Kesha: Yeah. So, there are nine high schools out here and after my first pilot…well, at the presentations, at my first pilot, there were several administrators from several different school districts in the room. Immediately after the presentations and, you know, after they were kind of grilling the students in all the right ways, they approached me and several of them said, “We need this for our students.” And that was just seeing the presentations. So, I was totally pumped. And fast forward to now, there are two school districts now that are working with you to spread this throughout their districts.
Doris: The reality is that the timing is really, really good for trying out a completely different way of teaching. There’s something that’s happened literally in the past few months. I think I spoke earlier of this as feeling like we’ve kinda past the tipping point where, literally, everybody who’s in education paying any attention at all. And I don’t mean just attention to the conversation, I mean attention to their students. Totally, without a doubt, with the world so vastly changed by technology and the classroom not, this stark contrast between how we do school in K12 and the rest of the world outside of school is undeniable. It doesn’t work and, you know, everybody in education in K12 has chosen kids as their life’s work. They’re not doing it for the money.

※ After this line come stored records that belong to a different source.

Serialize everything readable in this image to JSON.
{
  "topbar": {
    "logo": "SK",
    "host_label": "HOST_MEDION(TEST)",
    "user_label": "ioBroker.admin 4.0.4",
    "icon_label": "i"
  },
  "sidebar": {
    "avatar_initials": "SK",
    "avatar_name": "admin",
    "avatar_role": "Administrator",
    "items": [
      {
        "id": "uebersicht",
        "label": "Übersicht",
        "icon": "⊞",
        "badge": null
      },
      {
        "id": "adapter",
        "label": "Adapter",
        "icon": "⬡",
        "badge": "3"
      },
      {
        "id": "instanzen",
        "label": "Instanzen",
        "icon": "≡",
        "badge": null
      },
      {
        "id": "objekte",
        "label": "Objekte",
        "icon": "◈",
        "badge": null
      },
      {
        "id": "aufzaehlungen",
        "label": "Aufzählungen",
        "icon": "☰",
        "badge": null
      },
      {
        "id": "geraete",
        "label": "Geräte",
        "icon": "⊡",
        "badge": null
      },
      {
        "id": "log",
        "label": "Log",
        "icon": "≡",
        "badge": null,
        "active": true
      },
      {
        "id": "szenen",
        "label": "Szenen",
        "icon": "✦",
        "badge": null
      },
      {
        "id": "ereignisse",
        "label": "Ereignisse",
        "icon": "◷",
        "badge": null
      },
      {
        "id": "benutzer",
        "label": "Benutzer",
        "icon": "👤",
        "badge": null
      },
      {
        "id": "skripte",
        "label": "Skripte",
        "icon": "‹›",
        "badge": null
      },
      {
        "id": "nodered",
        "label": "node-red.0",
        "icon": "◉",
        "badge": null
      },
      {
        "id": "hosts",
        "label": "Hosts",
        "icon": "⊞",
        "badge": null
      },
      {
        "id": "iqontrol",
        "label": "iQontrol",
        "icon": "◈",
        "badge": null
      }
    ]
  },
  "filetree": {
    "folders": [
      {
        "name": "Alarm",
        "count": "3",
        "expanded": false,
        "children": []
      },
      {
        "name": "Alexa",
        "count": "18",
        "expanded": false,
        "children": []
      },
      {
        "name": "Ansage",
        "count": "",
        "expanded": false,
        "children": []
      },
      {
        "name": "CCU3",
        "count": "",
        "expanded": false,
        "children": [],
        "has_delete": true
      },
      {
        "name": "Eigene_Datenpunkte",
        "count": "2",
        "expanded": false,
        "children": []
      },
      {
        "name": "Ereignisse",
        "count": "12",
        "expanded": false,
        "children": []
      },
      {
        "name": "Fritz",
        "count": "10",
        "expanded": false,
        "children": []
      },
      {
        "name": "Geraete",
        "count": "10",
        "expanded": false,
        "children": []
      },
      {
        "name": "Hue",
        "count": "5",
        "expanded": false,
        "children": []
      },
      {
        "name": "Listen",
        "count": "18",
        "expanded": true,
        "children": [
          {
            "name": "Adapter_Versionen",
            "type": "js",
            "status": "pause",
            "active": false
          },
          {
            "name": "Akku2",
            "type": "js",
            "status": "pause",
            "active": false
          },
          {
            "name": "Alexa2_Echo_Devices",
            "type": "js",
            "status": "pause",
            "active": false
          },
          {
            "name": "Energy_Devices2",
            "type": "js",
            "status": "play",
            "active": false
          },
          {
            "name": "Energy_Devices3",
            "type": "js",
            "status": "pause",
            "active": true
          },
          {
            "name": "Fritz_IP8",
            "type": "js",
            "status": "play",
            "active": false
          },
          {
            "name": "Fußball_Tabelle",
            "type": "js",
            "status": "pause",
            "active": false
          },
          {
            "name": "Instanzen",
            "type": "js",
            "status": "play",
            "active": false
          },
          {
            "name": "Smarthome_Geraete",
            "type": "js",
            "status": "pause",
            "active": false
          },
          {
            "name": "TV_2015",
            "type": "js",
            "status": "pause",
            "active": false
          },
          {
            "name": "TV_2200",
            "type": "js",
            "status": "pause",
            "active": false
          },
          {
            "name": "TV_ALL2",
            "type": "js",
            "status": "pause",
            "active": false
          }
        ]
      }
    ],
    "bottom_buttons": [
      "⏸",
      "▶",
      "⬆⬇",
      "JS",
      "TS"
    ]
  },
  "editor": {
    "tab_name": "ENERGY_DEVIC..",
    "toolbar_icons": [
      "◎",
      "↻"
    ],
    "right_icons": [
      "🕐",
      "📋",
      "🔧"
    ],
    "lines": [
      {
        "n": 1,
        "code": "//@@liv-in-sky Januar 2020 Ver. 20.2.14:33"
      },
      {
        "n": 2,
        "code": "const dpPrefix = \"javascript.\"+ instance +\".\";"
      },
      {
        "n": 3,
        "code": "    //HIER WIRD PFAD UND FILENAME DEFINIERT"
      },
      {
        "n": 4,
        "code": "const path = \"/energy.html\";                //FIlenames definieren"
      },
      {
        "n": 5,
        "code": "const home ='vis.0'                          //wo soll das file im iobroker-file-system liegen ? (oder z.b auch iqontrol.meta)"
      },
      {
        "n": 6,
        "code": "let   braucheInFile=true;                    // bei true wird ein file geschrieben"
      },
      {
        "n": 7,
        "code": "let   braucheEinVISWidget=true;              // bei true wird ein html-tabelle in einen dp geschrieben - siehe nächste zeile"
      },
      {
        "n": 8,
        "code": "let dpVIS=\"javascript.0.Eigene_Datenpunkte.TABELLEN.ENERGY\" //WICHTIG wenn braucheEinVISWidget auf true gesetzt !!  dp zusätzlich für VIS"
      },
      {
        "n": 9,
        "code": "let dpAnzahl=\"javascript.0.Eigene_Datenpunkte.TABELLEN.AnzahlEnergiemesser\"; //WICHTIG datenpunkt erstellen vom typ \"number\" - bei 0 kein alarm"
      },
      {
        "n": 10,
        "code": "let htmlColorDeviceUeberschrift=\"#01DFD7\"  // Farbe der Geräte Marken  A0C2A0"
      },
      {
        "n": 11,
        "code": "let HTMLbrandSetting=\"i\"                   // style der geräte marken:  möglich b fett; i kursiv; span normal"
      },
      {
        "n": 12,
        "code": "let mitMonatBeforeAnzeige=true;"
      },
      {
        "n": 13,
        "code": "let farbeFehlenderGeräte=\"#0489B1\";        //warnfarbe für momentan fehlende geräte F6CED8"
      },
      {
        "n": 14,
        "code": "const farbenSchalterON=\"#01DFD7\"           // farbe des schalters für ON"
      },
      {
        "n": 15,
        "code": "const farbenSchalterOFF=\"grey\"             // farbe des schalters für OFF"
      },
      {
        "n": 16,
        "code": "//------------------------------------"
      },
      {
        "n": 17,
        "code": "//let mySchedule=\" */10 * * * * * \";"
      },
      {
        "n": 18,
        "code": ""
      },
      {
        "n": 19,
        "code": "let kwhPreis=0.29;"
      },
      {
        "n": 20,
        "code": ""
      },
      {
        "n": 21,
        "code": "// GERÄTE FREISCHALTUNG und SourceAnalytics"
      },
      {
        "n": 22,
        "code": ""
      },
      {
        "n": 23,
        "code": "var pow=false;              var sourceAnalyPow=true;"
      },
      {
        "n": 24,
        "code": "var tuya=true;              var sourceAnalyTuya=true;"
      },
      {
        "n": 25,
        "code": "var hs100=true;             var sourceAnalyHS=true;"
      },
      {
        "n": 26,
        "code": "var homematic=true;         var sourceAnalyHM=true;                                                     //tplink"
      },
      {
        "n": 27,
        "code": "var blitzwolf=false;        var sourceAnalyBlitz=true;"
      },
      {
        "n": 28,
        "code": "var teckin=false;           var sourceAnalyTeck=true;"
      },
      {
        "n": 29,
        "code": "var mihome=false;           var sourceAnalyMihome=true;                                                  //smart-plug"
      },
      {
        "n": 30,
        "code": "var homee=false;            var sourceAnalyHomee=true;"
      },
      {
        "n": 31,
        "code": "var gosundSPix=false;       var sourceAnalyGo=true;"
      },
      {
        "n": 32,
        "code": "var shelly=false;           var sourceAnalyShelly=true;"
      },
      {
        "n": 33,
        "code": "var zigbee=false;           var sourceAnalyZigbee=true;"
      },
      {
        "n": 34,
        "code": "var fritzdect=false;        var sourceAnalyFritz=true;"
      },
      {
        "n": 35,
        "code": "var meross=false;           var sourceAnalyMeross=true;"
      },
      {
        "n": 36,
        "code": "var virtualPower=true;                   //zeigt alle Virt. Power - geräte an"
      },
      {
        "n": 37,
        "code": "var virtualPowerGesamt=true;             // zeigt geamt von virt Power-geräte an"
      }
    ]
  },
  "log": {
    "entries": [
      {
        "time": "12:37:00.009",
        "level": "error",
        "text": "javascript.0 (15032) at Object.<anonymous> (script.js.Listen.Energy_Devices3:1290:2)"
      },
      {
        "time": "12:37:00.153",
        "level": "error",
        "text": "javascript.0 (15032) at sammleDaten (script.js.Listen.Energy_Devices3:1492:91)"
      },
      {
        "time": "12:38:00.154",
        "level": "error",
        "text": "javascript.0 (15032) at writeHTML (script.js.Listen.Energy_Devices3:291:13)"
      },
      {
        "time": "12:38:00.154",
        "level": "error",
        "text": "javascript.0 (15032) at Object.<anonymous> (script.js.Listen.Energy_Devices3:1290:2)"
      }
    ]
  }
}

And I think we all know that this is not…we’re not preparing our students, we’re not helping them. And what you’re describing is you’re describing an area where there really are some very significant problems and it’s very well documented, and discussed lately. Very very slow economies and what feels like little opportunity and big problems, the opioid crisis, and depression, and suicide, and all these things. And we’re talking about a methodology that’s rooted in the idea that if you capture a person’s, let alone a student’s interest and imagination, everybody not only has the ability to learn, but they will love to learn. They just learn different things, and love different things, and are interested in different things. And the great thing about technology is you can set up a learning experience for a large group of people where everybody is learning and doing very different things in the same space.
Kesha: Yeah. This stuff is so important to students out here, so to speak, and students in general that…I mean it’s, like, my imperative right now. It’s the thing that just drives me. So, watch out, world. Here we come.
Doris: Great talking to you, Kesha, as always.
Kesha: You too, Doris. Thanks so much.